Hope On The Inside by Marie Bostwick
Hope Carpenter finds new purpose in a new phase of life when her husband’s forced retirement strains both their savings and their marriage. Seeking inspiration and a financial boost, Hope gets a job teaching crafts to inmates at a local women’s prison with surprising results. Embarking on an ambitious quilting project, Hope and her students begin to bond. Together, piece by piece, they learn to defy expectations–their own and others’–and to see that it’s never too late to stitch together a life that, even in its imperfections, is both surprising and beautiful.
Knot In My Backyard by Mary Marks
When she stumbles over the body of baseball coach Dax Martin, middle-age divorcee Martha Ross and her fellow quilters must piece together the clues to figure out who in their neighborhood wanted the coach benched permanently.
A Quilt For Christmas : A Christmas Novella by Melody Carlson
Widowed and recently relocated, Vera Swanson is lonely in her condo-for-one–until little Fiona Albright knocks on her door needing help. With her mother seriously ill and her father out of town, Fiona enlists Vera’s help, and when she finds out her new neighbor is a quilter, she has a special request–a Christmas quilt for Mama. Vera will have to get a ragtag group of women together in order to fulfill the request. Between free-spirited artist Tasha, chatty empty nester Beverly, retired therapist Eleanor, and herself, Vera has hopes that Christmas for the Albright family will be merry, after all–and she may find herself a new family of friends along the way.
The Trouble With Scotland : A Kilts And Quilts Novel by Patience Griffin
The quilting ladies of the Scottish village of Gandiegow are known to piece together more than just fabric . . .Life isn’t going as planned and Sadie Middleton is rethinking her whole future. Thankfully one thing is staying the same- She’s able to share her love of quilting with her grandmother Gigi. The two of them enter a contest and win an all-expenses-paid trip to the Kilts and Quilts retreat in the Scottish Highlands. But their victory turns hollow when Gigi passes away before they can go. Sadie is grief-stricken, but her brother convinces her to take the trip to Gandiegow anyway. There she meets a charming circle of quilters who remind her of her grandmother-and Ross Armstrong, a handsome fisherman who brings a smile to her face.

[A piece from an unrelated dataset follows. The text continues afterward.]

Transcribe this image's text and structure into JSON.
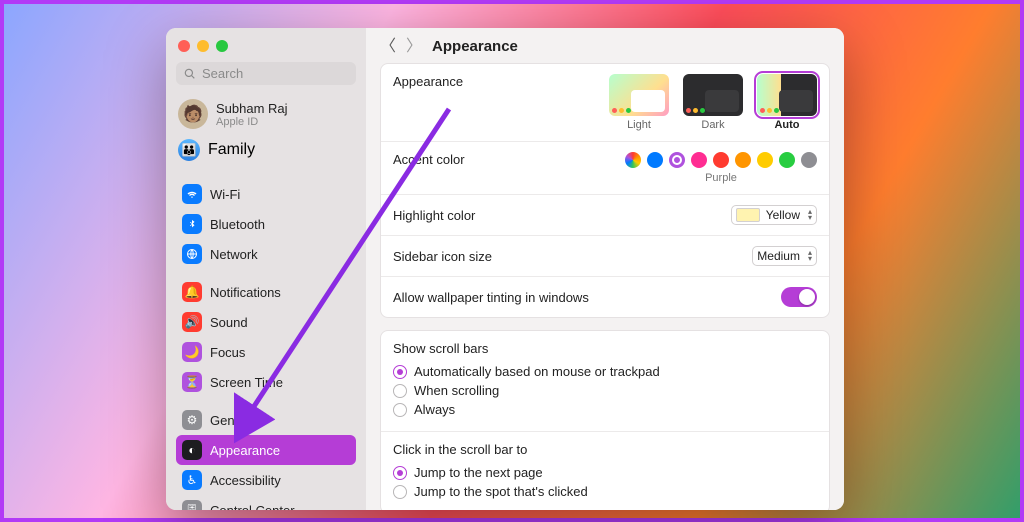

— Archana Chiplunkar, Adult Services & Acquisitions Librarian